- The type of leukemia
- How well your child can tolerate the treatments
- How far along the disease is
- How the disease is expected to progress
- Your preference
- Treatment begins by taking care of the early symptoms. Such as anemia (too few red blood cells), bleeding and/or infection.
Treatment for leukemia may also include:
- Chemotherapy – Strong medicines are given by mouth. These drugs target cells that grows at a high speed, as cancer cells do.These strong drugs can also harm some normal cells.
- Intrathecal medications / chemotherapy – Medicine is given into the area around the spinal cord by needle.
- Radiation therapy – Targeted energy (X-rays) kills leukemia cells. It also helps with pain from swollen liver or lymph nodes. Moreover, it can relieve pain from bone marrow expansion.

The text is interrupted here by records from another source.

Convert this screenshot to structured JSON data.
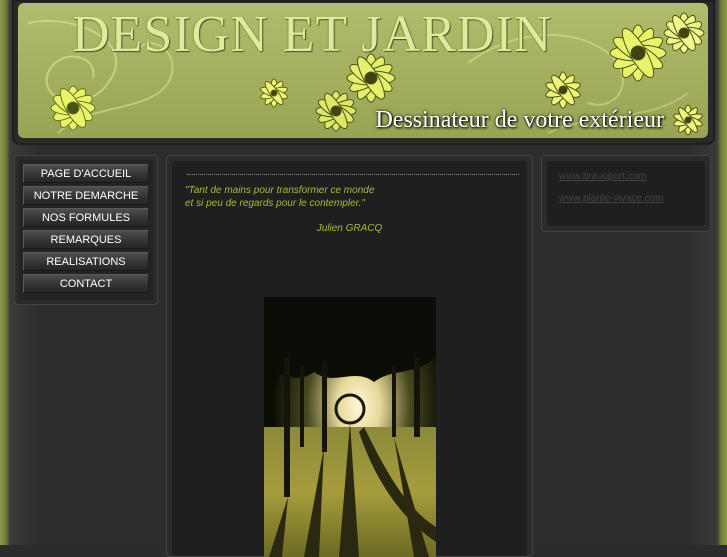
{
  "header": {
    "title": "DESIGN ET JARDIN",
    "subtitle": "Dessinateur de votre extérieur"
  },
  "nav": {
    "items": [
      {
        "label": "PAGE D'ACCUEIL"
      },
      {
        "label": "NOTRE DEMARCHE"
      },
      {
        "label": "NOS FORMULES"
      },
      {
        "label": "REMARQUES"
      },
      {
        "label": "REALISATIONS"
      },
      {
        "label": "CONTACT"
      }
    ]
  },
  "content": {
    "quote_line1": "\"Tant de mains pour transformer ce monde",
    "quote_line2": "et si peu de regards pour le contempler.\"",
    "author": "Julien GRACQ"
  },
  "links": {
    "items": [
      {
        "label": "www.bravoport.com"
      },
      {
        "label": "www.plante-vivace.com"
      }
    ]
  },
  "colors": {
    "banner": "#a6b161",
    "accent_text": "#a9ba3c",
    "background": "#2c2c2c"
  }
}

- Blood and bone marrow / stem cell transplantation – High-dose chemotherapy and radiation are given to destroy the cancer cells in the bone marrow. Then, fresh healthy stem cells are needed to replace the bone marrow cells that have been killed. For this, donor stem cells are given by IV. From there, they make their way to the bone marrow. These fresh stem cells then start making normal WBCs, RBCs and platelets.
- Biological / immunological therapy – Anti-bodies are given against the cancer cells. These may help the immune system of the body to find and kill the bad cells. Else, they may help guide drugs or radiation directly to the cancer cells.
- Medicines – Drugs can be given to prevent or treat side effects of leukemia. Medicines may be given for nausea or pain.
- Blood transfusions – These can be used to replace red blood cells and/or platelets.
- Antibiotics – To prevent or treat infections.
- Follow-up care – Follow-up is needed to measure how well treatment is working. It can help doctors know if the disease is coming back and help them manage any late effects of treatment.
CAN LEUKEMIA BE PREVENTED?
At present, there is no known way to prevent leukemia.